**Work instructions**
The required answer is a copy of each line in the entries below that includes "expanded".

**Given records**
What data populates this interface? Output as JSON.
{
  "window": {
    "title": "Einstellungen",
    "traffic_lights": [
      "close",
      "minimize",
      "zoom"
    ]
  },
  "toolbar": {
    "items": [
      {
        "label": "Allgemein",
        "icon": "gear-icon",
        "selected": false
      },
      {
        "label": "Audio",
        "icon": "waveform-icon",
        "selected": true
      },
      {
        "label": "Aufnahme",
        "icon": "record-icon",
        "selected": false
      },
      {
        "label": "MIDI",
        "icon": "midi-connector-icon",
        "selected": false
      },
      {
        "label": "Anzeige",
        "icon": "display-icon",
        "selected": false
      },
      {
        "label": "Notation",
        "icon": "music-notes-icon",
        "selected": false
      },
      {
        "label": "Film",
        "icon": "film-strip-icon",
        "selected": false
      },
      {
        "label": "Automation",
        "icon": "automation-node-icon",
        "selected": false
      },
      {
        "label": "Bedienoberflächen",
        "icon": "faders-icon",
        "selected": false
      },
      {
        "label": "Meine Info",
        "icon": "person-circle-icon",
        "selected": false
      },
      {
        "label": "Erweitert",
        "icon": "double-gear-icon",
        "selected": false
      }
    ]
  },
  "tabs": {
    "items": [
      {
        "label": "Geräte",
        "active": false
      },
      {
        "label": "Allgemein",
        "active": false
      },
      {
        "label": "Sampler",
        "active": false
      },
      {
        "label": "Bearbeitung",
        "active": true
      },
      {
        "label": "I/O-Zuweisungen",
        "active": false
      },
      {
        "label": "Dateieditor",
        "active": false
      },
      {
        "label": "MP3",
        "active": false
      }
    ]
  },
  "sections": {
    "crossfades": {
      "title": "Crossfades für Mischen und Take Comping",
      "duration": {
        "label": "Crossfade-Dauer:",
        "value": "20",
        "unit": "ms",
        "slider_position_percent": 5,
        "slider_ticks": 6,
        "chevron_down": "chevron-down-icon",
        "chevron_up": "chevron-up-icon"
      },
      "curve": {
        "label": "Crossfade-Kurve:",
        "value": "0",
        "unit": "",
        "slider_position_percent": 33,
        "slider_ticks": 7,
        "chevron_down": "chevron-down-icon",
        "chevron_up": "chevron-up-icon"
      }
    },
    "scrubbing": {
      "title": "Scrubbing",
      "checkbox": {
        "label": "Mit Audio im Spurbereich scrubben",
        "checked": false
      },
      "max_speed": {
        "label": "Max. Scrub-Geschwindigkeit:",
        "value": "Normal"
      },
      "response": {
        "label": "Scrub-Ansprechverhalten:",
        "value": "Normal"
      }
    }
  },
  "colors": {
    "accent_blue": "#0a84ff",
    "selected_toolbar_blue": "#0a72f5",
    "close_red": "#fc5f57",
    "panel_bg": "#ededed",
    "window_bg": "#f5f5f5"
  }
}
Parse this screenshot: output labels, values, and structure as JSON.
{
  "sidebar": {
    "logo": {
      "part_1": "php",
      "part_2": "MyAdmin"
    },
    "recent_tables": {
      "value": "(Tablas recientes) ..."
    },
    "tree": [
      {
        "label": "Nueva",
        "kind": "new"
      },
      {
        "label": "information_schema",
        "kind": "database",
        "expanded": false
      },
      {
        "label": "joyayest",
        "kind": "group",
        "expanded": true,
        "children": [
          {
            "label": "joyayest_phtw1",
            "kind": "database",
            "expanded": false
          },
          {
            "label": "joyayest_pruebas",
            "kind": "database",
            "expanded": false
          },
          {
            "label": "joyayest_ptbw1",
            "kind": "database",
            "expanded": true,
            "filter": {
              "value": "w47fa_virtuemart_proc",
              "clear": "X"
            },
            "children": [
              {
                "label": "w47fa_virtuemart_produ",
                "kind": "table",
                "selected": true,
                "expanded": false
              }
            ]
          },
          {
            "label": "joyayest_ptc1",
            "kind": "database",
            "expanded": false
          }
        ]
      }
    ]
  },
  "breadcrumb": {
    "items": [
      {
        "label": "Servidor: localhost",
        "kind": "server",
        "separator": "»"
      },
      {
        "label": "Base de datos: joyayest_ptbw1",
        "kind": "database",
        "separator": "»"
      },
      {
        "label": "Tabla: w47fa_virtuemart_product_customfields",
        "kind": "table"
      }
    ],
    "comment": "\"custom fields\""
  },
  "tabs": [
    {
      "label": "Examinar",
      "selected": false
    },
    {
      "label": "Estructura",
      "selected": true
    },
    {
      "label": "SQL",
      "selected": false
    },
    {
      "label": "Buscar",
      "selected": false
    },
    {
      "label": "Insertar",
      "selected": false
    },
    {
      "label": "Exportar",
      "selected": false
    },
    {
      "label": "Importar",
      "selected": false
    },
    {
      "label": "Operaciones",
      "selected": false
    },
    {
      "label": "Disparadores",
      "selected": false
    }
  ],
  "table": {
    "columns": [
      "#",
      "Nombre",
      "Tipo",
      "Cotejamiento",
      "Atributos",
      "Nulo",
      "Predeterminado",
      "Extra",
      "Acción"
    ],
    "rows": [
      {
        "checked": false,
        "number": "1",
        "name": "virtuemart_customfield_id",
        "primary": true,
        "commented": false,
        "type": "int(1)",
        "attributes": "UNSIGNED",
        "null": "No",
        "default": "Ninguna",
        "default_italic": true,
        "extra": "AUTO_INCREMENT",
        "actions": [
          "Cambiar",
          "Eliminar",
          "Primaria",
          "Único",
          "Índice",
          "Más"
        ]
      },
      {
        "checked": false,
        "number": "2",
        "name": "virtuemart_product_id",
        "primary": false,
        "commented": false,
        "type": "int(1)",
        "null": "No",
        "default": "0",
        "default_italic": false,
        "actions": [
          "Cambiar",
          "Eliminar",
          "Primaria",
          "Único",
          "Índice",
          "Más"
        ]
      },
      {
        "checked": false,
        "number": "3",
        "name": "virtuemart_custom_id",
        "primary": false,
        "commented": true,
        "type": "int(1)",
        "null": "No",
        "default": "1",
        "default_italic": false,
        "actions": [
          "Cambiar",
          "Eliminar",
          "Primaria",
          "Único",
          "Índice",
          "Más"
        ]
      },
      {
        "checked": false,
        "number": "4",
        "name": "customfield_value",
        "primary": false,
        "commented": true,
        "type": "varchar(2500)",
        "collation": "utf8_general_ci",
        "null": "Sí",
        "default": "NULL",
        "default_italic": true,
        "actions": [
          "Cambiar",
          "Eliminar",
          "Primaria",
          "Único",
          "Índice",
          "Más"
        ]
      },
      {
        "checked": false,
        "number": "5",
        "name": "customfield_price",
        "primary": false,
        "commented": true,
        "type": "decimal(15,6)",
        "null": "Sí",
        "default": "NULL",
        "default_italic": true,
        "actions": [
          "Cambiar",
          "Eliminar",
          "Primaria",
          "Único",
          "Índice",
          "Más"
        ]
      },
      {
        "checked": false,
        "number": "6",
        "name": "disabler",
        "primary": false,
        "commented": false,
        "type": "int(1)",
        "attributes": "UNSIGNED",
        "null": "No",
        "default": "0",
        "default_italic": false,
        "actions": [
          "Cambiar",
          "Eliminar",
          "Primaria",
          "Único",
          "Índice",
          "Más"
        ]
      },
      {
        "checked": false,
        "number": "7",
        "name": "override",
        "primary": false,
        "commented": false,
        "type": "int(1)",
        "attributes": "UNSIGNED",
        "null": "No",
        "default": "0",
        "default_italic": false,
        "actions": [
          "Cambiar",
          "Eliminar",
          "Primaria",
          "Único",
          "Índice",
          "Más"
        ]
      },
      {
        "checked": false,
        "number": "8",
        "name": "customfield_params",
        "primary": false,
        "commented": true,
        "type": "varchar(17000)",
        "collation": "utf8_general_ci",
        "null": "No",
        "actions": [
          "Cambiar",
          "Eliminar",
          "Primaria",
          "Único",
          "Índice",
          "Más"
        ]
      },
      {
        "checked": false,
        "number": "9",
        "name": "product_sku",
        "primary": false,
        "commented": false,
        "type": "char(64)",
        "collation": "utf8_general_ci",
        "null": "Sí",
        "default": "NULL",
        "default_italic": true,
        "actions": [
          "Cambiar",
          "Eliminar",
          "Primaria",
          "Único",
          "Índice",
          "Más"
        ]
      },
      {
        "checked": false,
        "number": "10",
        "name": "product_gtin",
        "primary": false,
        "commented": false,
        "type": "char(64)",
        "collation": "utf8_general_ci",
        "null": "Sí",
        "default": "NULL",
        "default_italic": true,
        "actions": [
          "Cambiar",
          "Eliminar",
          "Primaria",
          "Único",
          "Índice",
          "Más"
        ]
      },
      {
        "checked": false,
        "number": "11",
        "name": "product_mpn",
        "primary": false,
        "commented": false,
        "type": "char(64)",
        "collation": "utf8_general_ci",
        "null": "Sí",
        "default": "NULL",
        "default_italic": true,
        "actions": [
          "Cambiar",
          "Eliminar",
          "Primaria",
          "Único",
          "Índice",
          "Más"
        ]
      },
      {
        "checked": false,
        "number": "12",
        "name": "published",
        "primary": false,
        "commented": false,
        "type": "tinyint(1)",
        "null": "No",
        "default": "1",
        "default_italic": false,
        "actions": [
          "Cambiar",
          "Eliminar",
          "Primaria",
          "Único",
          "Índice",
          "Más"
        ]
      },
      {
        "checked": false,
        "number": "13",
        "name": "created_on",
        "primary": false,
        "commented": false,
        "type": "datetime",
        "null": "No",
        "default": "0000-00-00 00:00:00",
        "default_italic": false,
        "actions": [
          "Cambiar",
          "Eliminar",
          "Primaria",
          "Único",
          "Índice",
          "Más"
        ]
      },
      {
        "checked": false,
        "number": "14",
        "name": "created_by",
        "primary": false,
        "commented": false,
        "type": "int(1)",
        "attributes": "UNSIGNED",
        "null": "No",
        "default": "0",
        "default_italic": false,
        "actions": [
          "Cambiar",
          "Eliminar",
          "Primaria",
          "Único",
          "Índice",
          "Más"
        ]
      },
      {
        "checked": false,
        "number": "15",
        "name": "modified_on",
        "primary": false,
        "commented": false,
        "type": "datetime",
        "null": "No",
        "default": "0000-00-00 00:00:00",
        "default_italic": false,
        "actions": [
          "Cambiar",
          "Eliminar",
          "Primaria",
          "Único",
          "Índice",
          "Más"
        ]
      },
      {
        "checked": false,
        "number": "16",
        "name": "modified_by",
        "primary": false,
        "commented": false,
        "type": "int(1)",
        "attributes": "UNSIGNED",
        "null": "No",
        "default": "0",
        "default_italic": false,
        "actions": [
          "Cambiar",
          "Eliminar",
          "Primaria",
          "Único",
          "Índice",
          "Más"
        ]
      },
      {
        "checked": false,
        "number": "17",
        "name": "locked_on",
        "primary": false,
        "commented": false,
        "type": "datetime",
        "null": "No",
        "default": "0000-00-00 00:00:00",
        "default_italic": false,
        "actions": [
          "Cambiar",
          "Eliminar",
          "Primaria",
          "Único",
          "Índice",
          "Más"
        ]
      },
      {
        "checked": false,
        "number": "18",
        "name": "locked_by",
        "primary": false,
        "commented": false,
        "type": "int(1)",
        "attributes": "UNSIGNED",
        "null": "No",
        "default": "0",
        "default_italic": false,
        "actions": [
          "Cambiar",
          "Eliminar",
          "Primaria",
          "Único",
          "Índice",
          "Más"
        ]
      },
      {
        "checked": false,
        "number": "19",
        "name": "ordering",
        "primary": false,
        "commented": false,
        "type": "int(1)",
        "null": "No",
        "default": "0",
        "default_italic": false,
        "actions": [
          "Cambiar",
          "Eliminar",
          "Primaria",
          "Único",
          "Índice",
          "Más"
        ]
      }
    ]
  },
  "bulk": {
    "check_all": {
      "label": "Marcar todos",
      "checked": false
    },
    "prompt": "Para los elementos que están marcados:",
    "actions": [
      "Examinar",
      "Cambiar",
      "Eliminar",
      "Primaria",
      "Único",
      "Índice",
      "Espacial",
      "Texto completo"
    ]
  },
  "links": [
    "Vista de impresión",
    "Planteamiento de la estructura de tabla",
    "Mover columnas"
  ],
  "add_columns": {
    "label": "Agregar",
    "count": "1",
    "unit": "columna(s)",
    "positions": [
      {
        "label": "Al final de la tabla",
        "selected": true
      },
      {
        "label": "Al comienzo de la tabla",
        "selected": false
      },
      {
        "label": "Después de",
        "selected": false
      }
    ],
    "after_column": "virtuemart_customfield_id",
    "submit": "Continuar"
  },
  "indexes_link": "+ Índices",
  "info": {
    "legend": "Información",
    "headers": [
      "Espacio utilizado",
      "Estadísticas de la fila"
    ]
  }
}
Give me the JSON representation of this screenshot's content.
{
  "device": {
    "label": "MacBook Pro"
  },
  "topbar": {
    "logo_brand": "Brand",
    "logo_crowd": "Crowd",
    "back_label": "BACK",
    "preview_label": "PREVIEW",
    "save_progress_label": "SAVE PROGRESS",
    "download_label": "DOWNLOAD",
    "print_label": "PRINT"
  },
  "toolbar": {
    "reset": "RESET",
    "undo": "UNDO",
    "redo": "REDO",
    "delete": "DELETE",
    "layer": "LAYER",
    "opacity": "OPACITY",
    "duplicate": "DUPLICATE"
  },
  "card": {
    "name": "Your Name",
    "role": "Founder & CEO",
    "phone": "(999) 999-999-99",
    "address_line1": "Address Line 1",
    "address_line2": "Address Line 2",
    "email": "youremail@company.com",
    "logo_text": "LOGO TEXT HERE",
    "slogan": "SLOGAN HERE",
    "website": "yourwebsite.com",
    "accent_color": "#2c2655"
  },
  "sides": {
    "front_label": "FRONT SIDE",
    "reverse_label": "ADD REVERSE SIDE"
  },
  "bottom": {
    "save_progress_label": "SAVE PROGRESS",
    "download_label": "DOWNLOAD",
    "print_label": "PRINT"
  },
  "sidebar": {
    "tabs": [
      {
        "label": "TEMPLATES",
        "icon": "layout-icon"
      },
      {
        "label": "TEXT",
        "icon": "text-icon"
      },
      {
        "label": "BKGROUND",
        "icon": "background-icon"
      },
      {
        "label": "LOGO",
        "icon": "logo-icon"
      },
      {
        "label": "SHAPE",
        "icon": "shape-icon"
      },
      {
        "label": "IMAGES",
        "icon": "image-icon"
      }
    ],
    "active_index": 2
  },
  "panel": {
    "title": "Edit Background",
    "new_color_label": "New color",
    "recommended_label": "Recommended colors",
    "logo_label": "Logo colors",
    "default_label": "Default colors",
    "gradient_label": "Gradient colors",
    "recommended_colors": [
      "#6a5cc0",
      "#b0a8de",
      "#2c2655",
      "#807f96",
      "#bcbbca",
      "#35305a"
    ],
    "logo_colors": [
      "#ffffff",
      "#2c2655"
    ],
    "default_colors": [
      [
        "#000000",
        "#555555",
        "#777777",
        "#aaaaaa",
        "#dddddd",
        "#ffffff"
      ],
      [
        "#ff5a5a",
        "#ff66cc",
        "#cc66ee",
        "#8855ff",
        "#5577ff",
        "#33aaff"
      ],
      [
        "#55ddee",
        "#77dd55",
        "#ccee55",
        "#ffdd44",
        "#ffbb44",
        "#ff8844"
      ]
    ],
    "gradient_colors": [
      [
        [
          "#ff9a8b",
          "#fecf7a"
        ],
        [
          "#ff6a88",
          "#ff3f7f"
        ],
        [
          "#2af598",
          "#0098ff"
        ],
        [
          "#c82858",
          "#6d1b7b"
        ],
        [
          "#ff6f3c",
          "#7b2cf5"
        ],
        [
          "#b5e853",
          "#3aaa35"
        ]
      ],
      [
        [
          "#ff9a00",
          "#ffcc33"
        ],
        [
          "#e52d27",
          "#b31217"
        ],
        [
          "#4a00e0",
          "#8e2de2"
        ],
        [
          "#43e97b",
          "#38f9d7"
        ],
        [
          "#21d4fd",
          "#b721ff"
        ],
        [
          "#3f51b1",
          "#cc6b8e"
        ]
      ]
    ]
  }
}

**Exercise output**
        "expanded": false
        "expanded": true,
            "expanded": false
            "expanded": false
            "expanded": true,
                "expanded": false
            "expanded": false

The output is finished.